What is expected
Check each line of the listing below for the string "your", and copy the ones that have it.

↓

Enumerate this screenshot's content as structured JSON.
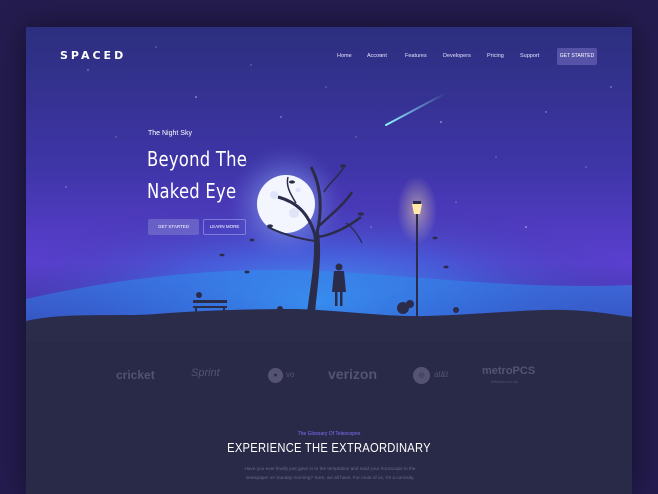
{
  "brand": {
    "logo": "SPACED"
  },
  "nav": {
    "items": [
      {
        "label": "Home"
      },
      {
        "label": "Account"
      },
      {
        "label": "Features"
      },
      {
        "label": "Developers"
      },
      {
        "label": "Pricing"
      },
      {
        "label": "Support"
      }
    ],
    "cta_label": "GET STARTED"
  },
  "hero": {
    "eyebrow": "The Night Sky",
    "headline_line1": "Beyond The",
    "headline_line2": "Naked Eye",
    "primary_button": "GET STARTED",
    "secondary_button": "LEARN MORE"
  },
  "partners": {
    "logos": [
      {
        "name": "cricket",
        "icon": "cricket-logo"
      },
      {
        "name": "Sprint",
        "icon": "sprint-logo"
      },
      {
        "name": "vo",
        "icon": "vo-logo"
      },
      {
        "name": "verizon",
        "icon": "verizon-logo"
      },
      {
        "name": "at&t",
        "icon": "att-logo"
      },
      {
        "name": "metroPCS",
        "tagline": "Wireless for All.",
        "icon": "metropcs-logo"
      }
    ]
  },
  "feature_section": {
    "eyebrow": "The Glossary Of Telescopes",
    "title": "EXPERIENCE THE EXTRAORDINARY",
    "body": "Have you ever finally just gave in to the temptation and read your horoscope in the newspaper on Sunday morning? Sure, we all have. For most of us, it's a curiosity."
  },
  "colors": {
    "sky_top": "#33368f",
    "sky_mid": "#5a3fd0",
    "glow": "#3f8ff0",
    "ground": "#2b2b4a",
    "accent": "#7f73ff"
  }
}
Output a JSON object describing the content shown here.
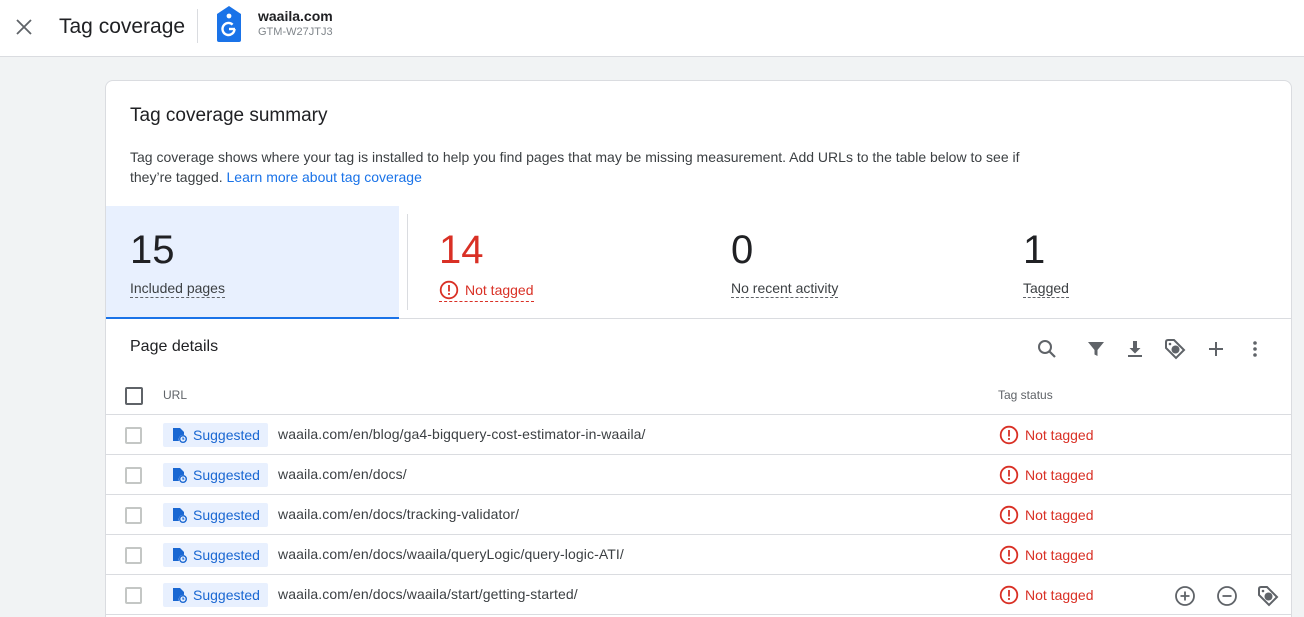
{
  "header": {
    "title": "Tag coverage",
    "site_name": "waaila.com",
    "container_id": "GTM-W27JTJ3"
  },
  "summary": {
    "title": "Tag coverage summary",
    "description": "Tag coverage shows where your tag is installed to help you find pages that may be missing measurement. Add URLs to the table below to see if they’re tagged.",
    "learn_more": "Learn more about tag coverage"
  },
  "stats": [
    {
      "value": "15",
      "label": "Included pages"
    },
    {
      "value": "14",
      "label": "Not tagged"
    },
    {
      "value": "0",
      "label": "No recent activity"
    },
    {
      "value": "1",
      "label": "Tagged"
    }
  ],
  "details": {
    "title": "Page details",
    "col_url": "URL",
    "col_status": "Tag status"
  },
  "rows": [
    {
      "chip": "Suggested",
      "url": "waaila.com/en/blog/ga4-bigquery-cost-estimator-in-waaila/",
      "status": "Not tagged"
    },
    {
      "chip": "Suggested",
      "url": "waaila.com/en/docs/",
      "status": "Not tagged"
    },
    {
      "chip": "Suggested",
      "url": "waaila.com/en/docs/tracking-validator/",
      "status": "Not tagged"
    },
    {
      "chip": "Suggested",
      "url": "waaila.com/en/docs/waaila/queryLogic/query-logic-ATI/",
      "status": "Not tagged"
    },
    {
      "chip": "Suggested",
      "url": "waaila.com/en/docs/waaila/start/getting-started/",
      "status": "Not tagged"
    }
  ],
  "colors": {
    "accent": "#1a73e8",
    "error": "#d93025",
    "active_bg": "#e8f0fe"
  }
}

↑
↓

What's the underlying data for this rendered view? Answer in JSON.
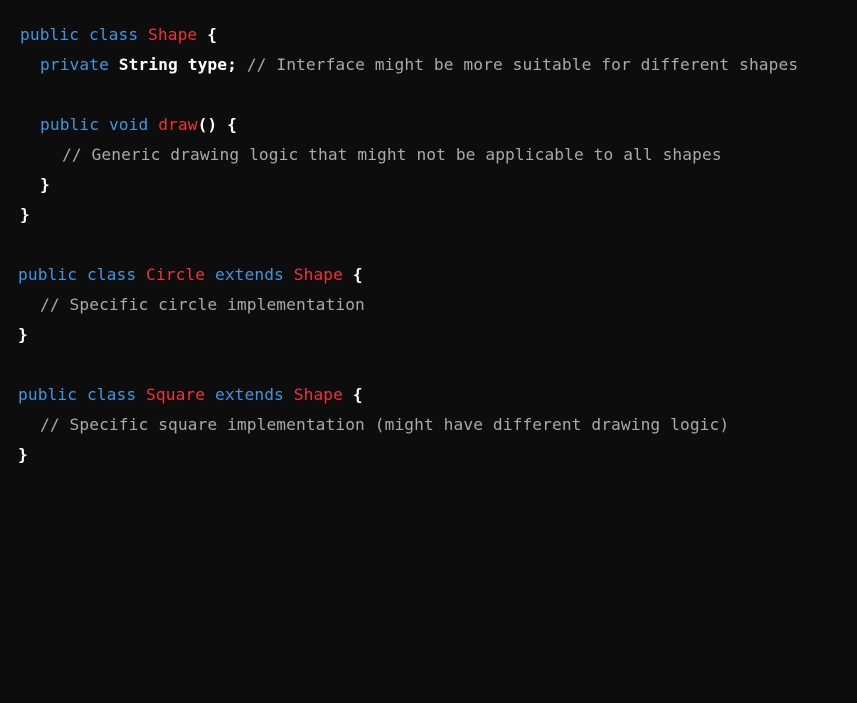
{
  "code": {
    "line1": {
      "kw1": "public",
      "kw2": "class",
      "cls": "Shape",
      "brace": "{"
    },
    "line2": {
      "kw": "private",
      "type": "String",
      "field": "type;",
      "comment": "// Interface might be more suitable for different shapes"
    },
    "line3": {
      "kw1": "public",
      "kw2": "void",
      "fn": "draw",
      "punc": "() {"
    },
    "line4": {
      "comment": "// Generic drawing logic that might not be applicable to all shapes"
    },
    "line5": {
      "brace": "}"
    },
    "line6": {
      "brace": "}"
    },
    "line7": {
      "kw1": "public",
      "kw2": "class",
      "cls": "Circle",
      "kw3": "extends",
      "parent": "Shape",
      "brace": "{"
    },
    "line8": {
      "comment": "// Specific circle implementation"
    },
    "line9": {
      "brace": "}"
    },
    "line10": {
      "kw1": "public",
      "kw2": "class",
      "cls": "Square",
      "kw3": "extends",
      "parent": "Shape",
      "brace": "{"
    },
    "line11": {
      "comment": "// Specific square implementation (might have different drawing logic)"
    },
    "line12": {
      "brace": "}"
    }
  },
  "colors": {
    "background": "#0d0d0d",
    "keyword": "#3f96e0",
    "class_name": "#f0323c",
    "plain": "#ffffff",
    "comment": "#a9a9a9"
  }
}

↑

Answer section
    "body": "Have you ever finally just gave in to the temptation and read your horoscope in the newspaper on Sunday morning? Sure, we all have. For most of us, it's a curiosity."
    "description": "Tag coverage shows where your tag is installed to help you find pages that may be missing measurement. Add URLs to the table below to see if they’re tagged.",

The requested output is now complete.